Unconstitutional for speaker to deny no-confidence vote
Tommy Thomas, TMI
THE prime minister is reported as stating that his administration cannot be toppled by “street demonstrations” because that would be against the federal constitution.
Whatever the intentions of the organisers and the participants of the Bersih rally, both from a constitutional and a political perspective, the effect of holding a very successful Bersih rally cannot force Najib Razak to step down as prime minister.
People power, however strong and widespread, cannot overthrow a government under the Westminster style of parliamentary democracy that we adopted nearly six decades ago.
Between general elections, there are only two methods of replacing a prime minister in the Westminster model.
First, by his political party.

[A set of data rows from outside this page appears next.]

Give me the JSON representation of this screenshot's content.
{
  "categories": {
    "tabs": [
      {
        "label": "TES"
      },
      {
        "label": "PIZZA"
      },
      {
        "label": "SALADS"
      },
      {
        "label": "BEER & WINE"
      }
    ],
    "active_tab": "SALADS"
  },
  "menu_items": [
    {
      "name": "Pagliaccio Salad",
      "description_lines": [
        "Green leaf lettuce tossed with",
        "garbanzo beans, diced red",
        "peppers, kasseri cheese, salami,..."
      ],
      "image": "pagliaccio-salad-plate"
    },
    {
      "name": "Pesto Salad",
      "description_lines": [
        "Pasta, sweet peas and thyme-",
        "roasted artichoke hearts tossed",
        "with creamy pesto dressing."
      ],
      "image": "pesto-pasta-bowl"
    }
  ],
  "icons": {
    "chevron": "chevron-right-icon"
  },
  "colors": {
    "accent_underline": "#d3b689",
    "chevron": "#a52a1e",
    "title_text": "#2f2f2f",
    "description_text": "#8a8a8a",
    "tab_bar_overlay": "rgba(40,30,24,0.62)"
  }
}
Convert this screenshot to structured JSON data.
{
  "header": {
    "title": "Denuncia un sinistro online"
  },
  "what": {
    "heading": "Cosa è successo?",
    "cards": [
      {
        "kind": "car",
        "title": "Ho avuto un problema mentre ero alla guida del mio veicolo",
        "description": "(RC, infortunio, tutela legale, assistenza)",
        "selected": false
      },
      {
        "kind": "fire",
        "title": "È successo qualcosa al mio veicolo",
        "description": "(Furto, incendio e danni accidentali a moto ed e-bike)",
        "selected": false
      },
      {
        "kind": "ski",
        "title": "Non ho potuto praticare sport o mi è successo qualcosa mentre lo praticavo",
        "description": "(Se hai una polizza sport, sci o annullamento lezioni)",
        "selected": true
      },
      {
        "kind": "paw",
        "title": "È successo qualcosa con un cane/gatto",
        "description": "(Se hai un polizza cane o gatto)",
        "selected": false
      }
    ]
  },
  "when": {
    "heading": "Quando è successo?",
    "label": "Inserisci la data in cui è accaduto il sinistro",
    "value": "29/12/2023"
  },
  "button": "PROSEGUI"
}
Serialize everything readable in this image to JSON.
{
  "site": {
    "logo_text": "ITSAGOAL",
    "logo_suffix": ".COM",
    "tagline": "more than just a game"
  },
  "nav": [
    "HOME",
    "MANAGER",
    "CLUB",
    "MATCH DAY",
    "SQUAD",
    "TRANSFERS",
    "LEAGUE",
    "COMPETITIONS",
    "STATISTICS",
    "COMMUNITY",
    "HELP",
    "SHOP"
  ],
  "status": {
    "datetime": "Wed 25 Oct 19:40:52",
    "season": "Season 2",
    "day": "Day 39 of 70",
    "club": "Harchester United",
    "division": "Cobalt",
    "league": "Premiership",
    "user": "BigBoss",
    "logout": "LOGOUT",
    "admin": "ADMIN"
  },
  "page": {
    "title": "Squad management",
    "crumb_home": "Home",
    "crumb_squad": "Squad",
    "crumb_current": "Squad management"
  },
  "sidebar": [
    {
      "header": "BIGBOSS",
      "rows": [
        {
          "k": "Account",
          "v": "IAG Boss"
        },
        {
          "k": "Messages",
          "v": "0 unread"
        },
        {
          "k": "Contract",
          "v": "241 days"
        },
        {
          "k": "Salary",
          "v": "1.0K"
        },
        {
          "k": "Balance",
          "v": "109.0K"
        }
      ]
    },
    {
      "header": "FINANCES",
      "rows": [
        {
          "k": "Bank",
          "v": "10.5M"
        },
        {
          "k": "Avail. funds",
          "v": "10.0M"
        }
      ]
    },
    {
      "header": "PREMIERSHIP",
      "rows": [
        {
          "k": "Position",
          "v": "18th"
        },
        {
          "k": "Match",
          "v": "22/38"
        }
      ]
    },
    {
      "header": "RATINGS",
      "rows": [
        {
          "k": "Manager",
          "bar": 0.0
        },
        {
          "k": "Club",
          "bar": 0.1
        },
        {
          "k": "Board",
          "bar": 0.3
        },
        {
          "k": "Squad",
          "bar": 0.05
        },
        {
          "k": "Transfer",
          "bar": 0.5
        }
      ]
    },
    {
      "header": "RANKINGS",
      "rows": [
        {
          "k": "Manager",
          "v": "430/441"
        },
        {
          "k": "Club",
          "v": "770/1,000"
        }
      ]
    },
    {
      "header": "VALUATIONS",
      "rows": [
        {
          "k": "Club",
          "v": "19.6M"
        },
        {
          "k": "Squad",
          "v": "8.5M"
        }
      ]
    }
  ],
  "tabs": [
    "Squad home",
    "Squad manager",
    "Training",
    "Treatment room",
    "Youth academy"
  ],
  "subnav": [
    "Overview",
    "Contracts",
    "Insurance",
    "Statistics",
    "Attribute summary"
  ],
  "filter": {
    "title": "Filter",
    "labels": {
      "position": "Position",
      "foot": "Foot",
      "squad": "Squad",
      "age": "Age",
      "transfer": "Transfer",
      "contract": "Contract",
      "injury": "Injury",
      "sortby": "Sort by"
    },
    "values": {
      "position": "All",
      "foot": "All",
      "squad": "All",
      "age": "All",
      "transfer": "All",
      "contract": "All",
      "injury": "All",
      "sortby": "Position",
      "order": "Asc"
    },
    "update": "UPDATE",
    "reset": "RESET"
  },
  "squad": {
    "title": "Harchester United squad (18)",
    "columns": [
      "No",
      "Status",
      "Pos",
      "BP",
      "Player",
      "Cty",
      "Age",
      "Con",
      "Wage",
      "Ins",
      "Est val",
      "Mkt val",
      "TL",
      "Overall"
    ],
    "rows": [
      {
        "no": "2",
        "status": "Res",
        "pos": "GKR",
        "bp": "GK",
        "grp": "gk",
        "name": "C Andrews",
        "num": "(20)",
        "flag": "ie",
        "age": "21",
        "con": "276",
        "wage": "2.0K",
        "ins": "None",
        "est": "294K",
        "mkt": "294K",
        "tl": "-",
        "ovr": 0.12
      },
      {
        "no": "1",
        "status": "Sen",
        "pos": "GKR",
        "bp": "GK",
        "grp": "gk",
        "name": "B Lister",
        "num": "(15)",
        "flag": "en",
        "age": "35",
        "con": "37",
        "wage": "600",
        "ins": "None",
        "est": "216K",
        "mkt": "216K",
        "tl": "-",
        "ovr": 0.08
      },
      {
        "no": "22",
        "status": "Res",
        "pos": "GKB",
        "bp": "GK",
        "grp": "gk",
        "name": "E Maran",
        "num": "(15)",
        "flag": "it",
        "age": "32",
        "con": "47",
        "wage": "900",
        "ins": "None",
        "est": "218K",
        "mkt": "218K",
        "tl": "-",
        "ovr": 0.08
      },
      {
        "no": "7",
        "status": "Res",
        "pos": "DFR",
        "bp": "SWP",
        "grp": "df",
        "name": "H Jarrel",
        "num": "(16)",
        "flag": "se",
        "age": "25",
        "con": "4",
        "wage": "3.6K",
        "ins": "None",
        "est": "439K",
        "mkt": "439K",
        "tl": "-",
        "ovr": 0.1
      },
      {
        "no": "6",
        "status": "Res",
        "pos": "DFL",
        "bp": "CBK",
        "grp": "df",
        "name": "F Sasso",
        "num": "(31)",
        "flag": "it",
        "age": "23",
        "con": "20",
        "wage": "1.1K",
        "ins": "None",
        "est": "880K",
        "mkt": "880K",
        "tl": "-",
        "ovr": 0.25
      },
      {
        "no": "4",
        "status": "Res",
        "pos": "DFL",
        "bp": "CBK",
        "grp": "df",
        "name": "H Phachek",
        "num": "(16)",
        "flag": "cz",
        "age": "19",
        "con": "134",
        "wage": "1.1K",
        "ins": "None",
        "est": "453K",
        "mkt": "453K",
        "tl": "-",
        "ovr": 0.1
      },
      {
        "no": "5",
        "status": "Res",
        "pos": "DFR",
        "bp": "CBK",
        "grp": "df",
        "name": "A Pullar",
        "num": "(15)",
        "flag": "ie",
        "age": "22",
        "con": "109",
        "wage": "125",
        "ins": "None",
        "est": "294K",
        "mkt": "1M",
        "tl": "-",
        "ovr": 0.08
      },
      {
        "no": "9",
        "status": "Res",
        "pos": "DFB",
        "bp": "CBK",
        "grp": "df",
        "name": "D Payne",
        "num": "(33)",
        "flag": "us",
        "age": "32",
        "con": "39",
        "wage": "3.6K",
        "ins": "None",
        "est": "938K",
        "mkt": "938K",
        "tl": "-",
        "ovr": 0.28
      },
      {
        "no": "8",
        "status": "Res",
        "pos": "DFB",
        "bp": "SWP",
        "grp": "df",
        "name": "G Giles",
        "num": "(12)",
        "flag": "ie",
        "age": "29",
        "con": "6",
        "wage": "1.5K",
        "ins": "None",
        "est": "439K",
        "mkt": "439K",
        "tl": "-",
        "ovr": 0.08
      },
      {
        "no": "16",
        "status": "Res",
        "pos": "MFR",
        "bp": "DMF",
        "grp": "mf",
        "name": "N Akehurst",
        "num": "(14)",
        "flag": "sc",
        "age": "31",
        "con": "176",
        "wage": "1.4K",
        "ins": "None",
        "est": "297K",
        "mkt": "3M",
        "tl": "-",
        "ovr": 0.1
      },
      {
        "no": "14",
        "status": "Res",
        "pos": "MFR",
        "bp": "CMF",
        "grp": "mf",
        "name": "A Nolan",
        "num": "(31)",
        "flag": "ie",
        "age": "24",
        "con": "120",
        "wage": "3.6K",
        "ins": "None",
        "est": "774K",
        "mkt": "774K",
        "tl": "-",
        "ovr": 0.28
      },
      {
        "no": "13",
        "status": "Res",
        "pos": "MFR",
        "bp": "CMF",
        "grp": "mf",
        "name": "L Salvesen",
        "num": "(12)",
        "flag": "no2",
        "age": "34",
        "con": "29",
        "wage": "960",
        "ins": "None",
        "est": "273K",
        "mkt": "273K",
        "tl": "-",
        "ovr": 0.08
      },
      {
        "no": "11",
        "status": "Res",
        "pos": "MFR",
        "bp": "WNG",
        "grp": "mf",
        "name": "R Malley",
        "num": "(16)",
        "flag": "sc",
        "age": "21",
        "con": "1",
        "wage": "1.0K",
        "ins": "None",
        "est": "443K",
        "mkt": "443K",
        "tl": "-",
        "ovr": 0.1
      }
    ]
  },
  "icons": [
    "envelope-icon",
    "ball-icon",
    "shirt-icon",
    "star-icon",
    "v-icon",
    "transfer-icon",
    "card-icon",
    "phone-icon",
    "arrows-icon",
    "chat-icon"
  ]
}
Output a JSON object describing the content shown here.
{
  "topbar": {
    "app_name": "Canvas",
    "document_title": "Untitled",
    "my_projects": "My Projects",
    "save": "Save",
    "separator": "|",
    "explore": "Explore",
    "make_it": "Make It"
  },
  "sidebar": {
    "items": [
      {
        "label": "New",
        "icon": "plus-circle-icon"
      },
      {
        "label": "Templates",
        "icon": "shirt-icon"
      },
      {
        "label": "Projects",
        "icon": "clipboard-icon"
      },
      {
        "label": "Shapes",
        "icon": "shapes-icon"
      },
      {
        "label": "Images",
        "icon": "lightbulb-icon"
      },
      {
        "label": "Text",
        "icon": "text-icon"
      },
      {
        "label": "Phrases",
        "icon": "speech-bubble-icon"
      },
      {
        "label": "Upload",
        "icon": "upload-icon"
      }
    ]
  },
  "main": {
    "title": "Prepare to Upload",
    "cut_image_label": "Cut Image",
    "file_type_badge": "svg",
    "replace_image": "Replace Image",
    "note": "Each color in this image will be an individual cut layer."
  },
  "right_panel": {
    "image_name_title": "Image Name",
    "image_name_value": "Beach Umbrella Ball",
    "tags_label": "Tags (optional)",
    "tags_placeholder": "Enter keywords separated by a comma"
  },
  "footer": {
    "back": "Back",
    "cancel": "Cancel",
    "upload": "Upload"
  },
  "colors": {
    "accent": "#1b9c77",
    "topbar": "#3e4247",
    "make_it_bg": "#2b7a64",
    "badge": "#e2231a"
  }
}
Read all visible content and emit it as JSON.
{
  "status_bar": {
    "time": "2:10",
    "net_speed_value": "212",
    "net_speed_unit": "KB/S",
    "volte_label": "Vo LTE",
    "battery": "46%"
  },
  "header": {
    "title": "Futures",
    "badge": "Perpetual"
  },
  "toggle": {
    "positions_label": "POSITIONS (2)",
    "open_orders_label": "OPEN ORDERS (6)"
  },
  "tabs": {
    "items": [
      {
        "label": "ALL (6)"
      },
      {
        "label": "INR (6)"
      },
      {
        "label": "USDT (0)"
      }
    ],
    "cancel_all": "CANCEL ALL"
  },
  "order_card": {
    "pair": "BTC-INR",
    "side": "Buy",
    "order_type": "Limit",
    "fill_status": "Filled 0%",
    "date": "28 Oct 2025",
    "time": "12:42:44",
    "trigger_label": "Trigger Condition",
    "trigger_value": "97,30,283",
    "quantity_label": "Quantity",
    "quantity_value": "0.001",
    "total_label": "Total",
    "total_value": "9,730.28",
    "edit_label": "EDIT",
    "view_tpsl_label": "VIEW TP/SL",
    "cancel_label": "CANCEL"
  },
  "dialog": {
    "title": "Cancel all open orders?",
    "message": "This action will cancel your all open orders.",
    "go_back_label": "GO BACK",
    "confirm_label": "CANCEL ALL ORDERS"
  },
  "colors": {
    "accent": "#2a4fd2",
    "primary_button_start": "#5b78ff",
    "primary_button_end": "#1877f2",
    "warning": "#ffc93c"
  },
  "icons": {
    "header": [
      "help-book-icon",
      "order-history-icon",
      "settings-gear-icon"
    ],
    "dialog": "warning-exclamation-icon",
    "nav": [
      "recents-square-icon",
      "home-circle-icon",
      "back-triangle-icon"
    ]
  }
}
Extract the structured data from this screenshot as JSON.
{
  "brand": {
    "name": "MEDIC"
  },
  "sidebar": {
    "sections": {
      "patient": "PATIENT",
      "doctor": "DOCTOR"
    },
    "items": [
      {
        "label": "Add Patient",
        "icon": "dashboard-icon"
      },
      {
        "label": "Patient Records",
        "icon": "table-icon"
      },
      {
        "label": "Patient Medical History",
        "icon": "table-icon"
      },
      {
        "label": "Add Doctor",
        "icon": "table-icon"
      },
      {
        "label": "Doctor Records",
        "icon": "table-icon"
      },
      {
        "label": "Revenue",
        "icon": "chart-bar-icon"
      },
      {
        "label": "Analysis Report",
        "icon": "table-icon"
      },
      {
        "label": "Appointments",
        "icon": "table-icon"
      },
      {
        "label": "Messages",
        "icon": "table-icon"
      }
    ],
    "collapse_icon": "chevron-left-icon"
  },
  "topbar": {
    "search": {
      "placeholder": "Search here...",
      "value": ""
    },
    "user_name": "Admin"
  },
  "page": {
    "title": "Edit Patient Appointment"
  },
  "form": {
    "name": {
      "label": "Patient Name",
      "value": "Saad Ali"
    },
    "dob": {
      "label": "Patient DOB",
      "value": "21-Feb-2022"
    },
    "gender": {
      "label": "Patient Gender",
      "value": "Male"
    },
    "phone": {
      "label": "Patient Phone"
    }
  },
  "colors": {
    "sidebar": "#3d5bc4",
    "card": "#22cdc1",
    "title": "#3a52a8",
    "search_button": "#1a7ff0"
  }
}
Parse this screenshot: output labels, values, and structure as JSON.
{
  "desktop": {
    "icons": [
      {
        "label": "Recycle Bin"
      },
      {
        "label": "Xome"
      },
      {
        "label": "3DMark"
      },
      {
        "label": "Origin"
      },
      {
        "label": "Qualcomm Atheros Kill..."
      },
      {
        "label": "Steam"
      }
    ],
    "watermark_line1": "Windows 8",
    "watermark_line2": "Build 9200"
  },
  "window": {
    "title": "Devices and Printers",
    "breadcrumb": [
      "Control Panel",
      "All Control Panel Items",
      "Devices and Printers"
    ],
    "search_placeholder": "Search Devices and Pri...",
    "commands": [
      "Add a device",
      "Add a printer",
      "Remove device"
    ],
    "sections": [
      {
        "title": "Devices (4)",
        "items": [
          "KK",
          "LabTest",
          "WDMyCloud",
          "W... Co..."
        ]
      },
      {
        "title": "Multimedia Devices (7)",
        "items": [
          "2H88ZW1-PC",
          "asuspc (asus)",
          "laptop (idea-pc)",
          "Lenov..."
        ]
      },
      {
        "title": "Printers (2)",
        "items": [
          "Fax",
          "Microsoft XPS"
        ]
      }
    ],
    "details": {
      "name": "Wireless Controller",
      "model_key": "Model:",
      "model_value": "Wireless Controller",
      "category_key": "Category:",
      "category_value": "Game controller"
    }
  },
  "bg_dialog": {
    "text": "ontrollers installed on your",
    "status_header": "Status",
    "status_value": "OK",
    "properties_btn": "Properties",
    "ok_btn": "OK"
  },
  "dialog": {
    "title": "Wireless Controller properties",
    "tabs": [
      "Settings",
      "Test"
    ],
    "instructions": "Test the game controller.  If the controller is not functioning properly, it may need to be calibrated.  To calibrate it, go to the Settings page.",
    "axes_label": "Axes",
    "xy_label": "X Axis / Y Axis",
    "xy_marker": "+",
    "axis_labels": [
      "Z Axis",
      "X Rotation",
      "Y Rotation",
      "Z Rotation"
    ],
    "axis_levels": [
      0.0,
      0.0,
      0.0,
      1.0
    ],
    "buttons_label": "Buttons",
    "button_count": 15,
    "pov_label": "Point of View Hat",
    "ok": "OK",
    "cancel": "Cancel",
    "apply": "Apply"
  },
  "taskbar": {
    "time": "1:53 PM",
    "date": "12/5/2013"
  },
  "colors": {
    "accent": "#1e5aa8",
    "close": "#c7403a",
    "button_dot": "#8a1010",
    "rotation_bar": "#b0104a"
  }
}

Having regard to the centralisation of power in his hands and the awesome weapon of patronage, Umno and Barisan Nasional will not replace him. Second, by a motion of no-confidence in the Dewan Rakyat, which is supported by a simple majority of its members.
Hence, the Najib government cannot have it both ways.
If it states that street protests cannot achieve change because it is not constitutional, his administration must allow the only recognised constitutional mechanism for leadership change to be utilised.
This route should not be blocked, as the speaker of the Dewan Rakyat has stated on the simplistic notion that Parliament’s standing orders, which govern practice and procedure in the Dewan Rakyat, do not expressly provide for the presentation of a no-confidence motion. This is pathetic reasoning and does not represent sound law.
Article 43(2)(a) of the federal constitution provides that the Yang di-Pertuan Agong shall appoint as prime minister a member of the house of representatives (Dewan Rakyat) “who in his judgment is likely to command the confidence of the majority of the members of that house”.
Article 43(4) states that “if the prime minister ceases to command the confidence” of the majority of the members of the Dewan Rakyat, the prime minister shall resign, unless the Agong dissolves Parliament and fresh general election is called.
Hence, the appointment, continuation in office and removal of a Malaysian prime minister is dependent on him enjoying (or not enjoying) at all times the confidence of the majority of the members of the Dewan Rakyat, that is, at least 112 out of the total membership of 222.
This is the “sine qua non” not only of the Malaysian political system, but of all Westminster models. If a sitting prime minister ceases to command the confidence of the majority of parliamentarians at any time, he must be replaced by one who can: that is inherent in the system. Hence, the system provides a mechanism for a peaceful political and constitutional change of a prime minister.
Implied in Article 43(2)(a) and (4) is a duty on the speaker (who is intended to be non–partisan and independent) to allow the tabling of a motion of no-confidence whenever requested by members of the Dewan Rakyat.
The two references to the expression “command the confidence” in Article 43 can only work at the practical level if the speaker discharges his constitutional duty of allowing the presentation of a motion of no confidence to the floor of the Dewan Rakyat so that it could be debated upon and voted.
Otherwise, the constitutional mechanism to remove a prime minister who has lost the confidence of the majority of members of parliament will be frustrated and nullified.
That would be unconstitutional. It follows that it would be unconstitutional for the speaker to deny the presentation, debate and vote of a no-confidence motion against the prime minister of the day.
If Najib wishes to dispel popularly held views that the speaker is not independent and he is afraid to face a no-confidence motion, he must permit it to be tabled at the first opportunity in the October session of the Dewan Rakyat.
Such a result would not only be constitutional, but would provide a political solution to the impasse gripping the nation after the discovery of US$700 million in the prime minister’s personal bank accounts.